■ About this task
Leaving the pictures aside, repeat the entries exactly.

■ Records supplied
++++++

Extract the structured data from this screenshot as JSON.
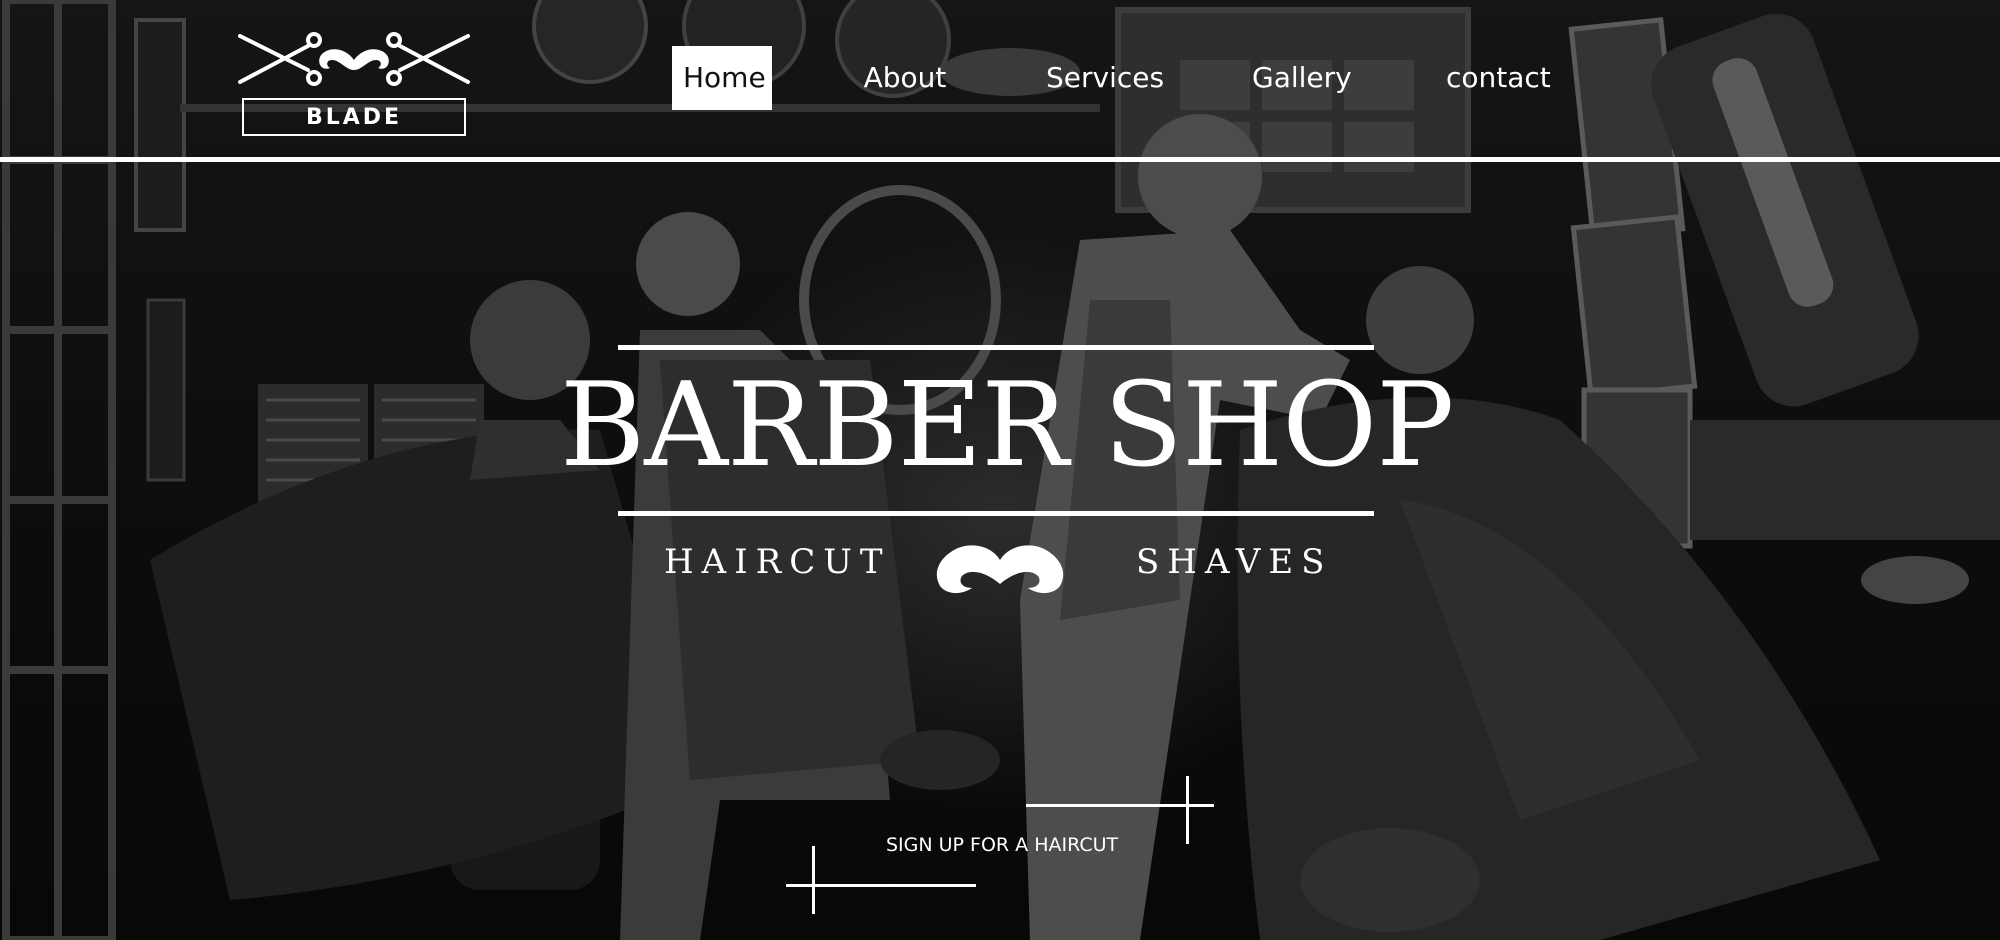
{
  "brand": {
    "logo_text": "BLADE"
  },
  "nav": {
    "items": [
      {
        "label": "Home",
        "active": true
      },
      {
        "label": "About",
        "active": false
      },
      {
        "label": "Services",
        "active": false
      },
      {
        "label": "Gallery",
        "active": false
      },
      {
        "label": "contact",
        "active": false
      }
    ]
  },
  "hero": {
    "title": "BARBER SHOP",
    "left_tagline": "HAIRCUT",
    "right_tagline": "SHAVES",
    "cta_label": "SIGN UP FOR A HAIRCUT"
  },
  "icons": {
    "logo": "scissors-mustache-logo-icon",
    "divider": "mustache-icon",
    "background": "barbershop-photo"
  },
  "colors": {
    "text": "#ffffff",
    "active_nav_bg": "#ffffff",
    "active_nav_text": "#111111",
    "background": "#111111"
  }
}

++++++

■ Completed task
Extract the structured data from this screenshot as JSON.
{
  "brand": {
    "logo_text": "BLADE"
  },
  "nav": {
    "items": [
      {
        "label": "Home",
        "active": true
      },
      {
        "label": "About",
        "active": false
      },
      {
        "label": "Services",
        "active": false
      },
      {
        "label": "Gallery",
        "active": false
      },
      {
        "label": "contact",
        "active": false
      }
    ]
  },
  "hero": {
    "title": "BARBER SHOP",
    "left_tagline": "HAIRCUT",
    "right_tagline": "SHAVES",
    "cta_label": "SIGN UP FOR A HAIRCUT"
  },
  "icons": {
    "logo": "scissors-mustache-logo-icon",
    "divider": "mustache-icon",
    "background": "barbershop-photo"
  },
  "colors": {
    "text": "#ffffff",
    "active_nav_bg": "#ffffff",
    "active_nav_text": "#111111",
    "background": "#111111"
  }
}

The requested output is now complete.